Coverage: The danger of listsDecember 15, 2008
Guest blogger Scott writes:
As the end of the year approaches, music blogs everywhere will be producing lists; best of ’08, most anticipated of ’09, biggest letdowns of ’08. And for every list, there is someone like me who has nothing better to do than to poke holes in it.
I was recently directed to nuTsie’s comprehensive page of lists with the instruction to call up the list from the year I turned 14 and sink into nostalgia. It didn’t succeed at this for very long; I was mostly just reminded of how bad music was the year I was 14. I suppose that’s a form of nostalgia. Those among you with strong feelings about the worst year in recent musical history should feel free to speculate regarding my age.
What I went to from there, of course, was the 100 Greatest Cover Songs list (105, as it turns out). Wow. Just, wow. Now, I understand that there’s going to be some component of radio play and chart toppers involved in this selection. So we aren’t going to get something like Jason Faulkner’s cover of Joni Mitchell”s “Both Sides Now” or Violent Femmes’ recent cover of Gnarls Barkley’s “Crazy.” But even accepting that, I have some complaints.
David Lee Roth’s cover of The Beach Boys’ “California Girls” is, under no circumstances, one of the 100 best covers. It probably isn’t one of the 100 best covers with the word ‘California’ in the title. Similarly, “Red Red Wine” by UB40 is not a good song, and while I have a special place in my heart for The Bangles’ “A Hazy Shade of Winter,” it probably doesn’t belong here either. Bow Wow Wow’s “I Want Candy” is a quintessential 80s song, but that doesn’t mean that it’s worthwhile or important. And I know I’m in the minority on this, but Jeff Buckley’s cover of “Hallelujah” is just insipid. The Leonard Cohen original sounds as if some minor miracle has just walked him back from the edge of death and despair. Buckley’s, by comparison, sounds as if God just granted his request for a Mercedes-Benz.
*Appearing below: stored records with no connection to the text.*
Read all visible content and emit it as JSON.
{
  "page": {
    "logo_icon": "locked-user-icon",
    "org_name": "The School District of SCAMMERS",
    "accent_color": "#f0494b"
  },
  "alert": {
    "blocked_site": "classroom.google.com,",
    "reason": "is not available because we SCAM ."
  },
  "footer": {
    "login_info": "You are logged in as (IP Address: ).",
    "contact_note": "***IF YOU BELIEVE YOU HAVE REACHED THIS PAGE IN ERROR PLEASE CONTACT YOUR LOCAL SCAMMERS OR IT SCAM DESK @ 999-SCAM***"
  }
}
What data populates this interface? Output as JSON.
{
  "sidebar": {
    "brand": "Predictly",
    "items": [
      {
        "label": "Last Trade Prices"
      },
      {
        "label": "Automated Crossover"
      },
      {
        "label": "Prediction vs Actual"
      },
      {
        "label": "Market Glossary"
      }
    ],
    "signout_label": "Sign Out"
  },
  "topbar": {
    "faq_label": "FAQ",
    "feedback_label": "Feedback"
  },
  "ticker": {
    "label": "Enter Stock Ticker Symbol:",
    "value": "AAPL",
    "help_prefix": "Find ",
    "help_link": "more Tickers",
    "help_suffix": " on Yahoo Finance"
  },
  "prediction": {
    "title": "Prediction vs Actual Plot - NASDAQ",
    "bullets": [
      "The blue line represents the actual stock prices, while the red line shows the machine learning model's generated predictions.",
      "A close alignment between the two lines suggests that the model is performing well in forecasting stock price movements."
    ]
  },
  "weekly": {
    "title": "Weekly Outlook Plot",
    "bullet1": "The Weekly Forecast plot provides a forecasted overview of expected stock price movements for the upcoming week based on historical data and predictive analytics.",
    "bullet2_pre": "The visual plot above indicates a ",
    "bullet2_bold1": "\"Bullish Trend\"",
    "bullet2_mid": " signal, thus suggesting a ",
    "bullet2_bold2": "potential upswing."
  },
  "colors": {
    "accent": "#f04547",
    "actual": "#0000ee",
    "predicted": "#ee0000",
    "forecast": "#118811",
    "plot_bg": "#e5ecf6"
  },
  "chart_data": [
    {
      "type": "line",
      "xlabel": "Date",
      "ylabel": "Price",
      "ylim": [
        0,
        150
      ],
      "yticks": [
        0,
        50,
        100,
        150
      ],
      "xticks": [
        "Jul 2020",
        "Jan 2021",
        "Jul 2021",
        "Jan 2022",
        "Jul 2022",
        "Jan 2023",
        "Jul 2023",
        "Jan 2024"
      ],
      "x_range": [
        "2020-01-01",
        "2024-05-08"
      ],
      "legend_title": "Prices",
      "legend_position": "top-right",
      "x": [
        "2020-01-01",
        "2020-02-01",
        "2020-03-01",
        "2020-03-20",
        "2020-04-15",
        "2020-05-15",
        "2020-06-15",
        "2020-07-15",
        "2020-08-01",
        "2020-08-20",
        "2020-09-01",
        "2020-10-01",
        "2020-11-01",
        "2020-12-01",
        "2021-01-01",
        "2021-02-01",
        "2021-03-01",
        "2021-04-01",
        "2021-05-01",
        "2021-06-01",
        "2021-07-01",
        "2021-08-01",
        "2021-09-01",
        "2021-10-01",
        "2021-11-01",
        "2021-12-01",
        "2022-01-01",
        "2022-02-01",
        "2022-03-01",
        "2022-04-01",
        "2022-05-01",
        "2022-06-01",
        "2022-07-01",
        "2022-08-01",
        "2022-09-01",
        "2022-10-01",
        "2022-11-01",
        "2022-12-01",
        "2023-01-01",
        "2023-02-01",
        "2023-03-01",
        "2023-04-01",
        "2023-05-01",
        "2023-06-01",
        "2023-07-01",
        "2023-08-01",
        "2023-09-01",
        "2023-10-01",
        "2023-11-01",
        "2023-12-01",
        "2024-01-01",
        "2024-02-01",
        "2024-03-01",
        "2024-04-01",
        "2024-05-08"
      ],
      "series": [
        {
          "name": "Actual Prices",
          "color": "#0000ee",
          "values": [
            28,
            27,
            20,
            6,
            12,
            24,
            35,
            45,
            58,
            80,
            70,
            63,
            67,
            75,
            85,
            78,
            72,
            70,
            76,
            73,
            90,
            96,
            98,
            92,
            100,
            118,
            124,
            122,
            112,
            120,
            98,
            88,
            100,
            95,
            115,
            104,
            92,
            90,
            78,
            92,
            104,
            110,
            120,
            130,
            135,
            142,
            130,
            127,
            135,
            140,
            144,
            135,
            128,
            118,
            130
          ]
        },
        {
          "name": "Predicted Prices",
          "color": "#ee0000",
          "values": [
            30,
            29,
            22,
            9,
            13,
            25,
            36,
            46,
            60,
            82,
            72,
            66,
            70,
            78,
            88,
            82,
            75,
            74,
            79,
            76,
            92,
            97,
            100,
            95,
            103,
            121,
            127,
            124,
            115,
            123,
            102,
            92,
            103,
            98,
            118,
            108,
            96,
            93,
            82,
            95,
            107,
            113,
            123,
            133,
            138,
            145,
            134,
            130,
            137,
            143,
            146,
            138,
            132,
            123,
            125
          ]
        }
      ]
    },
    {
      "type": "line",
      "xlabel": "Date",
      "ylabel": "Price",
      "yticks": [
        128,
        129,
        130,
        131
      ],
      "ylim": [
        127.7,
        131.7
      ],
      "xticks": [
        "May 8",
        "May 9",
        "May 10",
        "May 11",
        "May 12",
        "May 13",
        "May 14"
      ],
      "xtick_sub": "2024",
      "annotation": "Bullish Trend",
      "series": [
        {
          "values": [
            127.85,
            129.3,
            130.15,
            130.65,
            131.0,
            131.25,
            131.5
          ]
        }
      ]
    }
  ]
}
Sure, he’s impressed and happy and his faith has been strengthened, but there wasn’t anything of consequence on the line, so who the hell cares?
And there are obvious, as well as less-obvious but deserving, alternatives. nuTsie’s telling me that The Beatles recorded four of the top 100 covers and not one of them was “Twist and Shout”? I couldn’t tell you who originally sang three of the four listed (I did know that “Long Tall Sally” was by Little Richard), and couldn’t even call up a good recollection of the Beatles’ versions. Whereas with “Twist and Shout,” I can remember hearing both the Beatles’ and Isley Brothers’ versions on the radio and making the cover song connection, probably for the first time. Similarly, where is Aretha Franklin’s cover of “Respect”? Just because no one has ever heard the Otis Redding version doesn’t make Aretha’s not a cover. Ella Fitzgerald wasn’t the original performer of “Dream a Little Dream of Me,” but it would have been considered a standard in her time, rather than a cover. By the time Mama Cass recorded it, though, it was unquestionably a cover (for most people, of the Ella version). Either version of the song could easily fit here. Lastly, another great cover that deserves inclusion is Frank Black’s cover of “Hang On To Your Ego,” but since The Beach Boys’ original ended up being retitled “I Know There’s An Answer,” it’s understandably missed.
That’s not to say that they got it all wrong. In addition to some of the required inclusions, like Hendrix’s “All Along the Watchtower,” Joplin’s “Me and Bobby McGee,” and The Clash’s “I Fought the Law,” they included some lesser-known but deserving works. Steve Winwood’s original of “Back in the High Life” comes across as blithely unironic adult contemporary, but Warren Zevon sings it as if he doesn’t mean a word he says. He hadn’t yet been diagnosed with the cancer that killed him, but on an album called Life’ll Kill Ya, he sounds like he already knows. The two Johnny Cash songs, “(Ghost) Riders in the Sky” and “Hurt,” are the obvious choices and, while I might have chosen slightly differently, they’re obvious for a reason—they’re really good. And I’d have forgotten Deep Purple’s “Hush” if I were making this list, which would have left someone else something to complain about.